Every line containing the word "薬剤師以外でも可能な業務を明示" is to be copied from the data below.

• _Website and app data records_:
***

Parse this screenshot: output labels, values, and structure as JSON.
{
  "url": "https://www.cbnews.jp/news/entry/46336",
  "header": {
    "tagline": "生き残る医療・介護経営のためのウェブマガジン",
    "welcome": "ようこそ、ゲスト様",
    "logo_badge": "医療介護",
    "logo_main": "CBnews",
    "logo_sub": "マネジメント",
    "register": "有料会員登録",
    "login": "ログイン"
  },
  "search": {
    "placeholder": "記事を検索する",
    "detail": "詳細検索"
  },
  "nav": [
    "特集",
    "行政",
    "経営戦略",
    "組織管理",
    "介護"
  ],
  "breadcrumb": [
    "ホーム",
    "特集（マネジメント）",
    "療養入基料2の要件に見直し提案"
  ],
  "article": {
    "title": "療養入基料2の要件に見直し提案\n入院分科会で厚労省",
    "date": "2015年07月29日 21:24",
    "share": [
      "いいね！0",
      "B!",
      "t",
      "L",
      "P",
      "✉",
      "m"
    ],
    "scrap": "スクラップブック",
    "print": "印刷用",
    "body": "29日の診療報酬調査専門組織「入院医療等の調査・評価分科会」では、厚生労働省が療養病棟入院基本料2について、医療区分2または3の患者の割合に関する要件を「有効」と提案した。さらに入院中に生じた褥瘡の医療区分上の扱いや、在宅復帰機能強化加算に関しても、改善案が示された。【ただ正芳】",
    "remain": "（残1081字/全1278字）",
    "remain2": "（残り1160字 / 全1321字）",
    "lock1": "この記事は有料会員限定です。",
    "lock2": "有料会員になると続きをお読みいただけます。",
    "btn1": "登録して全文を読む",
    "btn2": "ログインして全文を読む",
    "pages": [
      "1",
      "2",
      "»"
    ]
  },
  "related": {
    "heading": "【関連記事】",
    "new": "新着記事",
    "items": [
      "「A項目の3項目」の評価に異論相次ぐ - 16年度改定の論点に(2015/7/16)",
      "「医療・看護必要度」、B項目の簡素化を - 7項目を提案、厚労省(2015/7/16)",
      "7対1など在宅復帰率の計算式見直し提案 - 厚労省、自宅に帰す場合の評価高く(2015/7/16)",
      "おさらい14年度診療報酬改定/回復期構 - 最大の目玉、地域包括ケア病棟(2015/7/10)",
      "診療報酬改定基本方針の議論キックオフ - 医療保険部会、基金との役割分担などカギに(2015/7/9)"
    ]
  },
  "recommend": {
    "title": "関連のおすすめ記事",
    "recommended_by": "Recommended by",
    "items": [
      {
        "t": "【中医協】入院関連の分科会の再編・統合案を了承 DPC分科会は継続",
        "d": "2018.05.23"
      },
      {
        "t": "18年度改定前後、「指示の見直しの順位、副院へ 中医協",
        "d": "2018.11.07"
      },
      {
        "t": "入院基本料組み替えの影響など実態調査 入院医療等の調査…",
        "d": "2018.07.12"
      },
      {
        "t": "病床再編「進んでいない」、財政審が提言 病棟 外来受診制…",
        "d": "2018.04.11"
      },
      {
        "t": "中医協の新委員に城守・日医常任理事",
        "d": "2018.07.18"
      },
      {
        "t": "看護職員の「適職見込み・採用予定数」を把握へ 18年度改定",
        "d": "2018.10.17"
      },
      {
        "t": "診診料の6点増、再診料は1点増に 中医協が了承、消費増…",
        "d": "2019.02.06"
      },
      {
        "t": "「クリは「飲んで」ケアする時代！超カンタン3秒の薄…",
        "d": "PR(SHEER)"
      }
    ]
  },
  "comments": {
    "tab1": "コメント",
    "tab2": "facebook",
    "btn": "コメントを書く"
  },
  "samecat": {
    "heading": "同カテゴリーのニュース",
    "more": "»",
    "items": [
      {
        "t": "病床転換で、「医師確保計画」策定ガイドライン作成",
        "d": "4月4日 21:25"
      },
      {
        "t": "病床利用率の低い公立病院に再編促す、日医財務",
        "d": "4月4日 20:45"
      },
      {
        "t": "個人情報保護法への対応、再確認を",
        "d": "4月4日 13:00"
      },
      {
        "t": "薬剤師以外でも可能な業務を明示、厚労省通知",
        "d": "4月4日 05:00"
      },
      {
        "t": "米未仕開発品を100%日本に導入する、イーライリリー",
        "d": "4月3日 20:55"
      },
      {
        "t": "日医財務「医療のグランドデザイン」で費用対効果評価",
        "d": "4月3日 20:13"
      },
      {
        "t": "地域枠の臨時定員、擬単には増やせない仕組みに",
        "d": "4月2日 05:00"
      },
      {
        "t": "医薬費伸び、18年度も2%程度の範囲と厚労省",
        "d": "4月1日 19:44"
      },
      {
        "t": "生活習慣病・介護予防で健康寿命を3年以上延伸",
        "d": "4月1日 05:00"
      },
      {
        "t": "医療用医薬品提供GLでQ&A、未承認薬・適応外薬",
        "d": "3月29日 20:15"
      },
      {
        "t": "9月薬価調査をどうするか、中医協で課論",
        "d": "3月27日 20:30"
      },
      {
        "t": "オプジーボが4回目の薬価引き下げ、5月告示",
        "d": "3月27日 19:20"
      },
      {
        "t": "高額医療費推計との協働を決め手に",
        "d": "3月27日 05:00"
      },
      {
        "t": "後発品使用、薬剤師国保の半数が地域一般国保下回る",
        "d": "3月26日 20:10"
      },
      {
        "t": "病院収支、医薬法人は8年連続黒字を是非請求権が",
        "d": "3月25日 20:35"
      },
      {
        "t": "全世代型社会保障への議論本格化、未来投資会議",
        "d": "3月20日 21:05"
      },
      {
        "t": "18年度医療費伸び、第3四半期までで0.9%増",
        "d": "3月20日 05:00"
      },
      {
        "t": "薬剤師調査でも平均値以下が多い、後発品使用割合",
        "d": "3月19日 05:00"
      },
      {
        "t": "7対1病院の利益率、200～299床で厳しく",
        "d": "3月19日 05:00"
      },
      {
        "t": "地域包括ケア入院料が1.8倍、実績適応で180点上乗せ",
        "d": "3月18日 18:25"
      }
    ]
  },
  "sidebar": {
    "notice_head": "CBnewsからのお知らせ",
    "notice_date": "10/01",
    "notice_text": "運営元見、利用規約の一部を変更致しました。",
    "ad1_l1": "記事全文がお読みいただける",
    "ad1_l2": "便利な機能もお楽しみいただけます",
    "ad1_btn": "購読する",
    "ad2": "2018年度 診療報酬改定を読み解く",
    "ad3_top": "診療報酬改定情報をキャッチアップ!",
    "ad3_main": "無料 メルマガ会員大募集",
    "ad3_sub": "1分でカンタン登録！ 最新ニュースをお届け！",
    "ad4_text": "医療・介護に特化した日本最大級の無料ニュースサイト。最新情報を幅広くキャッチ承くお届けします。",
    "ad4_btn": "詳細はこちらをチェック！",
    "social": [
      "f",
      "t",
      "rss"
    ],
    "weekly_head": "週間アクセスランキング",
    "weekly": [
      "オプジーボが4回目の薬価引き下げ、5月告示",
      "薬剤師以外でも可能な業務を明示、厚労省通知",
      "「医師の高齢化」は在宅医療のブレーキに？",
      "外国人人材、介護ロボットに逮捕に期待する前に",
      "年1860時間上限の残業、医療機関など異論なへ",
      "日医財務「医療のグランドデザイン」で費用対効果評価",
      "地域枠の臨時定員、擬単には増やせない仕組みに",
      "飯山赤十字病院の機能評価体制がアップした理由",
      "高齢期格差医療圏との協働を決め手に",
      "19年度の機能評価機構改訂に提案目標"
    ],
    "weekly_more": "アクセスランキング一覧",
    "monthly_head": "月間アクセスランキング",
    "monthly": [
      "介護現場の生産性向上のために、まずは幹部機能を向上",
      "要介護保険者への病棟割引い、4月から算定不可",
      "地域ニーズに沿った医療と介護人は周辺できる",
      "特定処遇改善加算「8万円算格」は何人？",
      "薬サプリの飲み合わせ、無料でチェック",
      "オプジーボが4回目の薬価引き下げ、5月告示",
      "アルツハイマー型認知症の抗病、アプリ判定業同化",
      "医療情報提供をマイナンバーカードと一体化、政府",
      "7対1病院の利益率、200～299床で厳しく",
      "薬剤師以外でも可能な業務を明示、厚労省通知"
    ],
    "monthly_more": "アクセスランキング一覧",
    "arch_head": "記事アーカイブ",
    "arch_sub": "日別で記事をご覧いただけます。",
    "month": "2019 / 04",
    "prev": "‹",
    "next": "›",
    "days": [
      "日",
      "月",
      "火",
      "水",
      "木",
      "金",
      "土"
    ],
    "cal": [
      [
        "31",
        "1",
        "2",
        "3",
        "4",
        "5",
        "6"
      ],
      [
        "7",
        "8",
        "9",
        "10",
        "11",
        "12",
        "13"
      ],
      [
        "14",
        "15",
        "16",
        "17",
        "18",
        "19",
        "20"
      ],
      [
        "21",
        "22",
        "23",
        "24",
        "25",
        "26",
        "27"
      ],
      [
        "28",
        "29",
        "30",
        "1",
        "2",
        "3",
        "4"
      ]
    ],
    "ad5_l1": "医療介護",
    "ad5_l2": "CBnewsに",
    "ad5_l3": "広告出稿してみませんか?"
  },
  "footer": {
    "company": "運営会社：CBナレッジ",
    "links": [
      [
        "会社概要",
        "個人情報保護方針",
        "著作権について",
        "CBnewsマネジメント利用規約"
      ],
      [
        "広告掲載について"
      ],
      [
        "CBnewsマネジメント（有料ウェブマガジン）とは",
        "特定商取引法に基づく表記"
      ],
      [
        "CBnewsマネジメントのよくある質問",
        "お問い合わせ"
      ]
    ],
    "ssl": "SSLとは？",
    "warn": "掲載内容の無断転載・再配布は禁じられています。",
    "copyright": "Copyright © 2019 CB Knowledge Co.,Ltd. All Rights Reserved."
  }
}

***

• _Result for this task_:
        "t": "薬剤師以外でも可能な業務を明示、厚労省通知",
      "薬剤師以外でも可能な業務を明示、厚労省通知",
      "薬剤師以外でも可能な業務を明示、厚労省通知"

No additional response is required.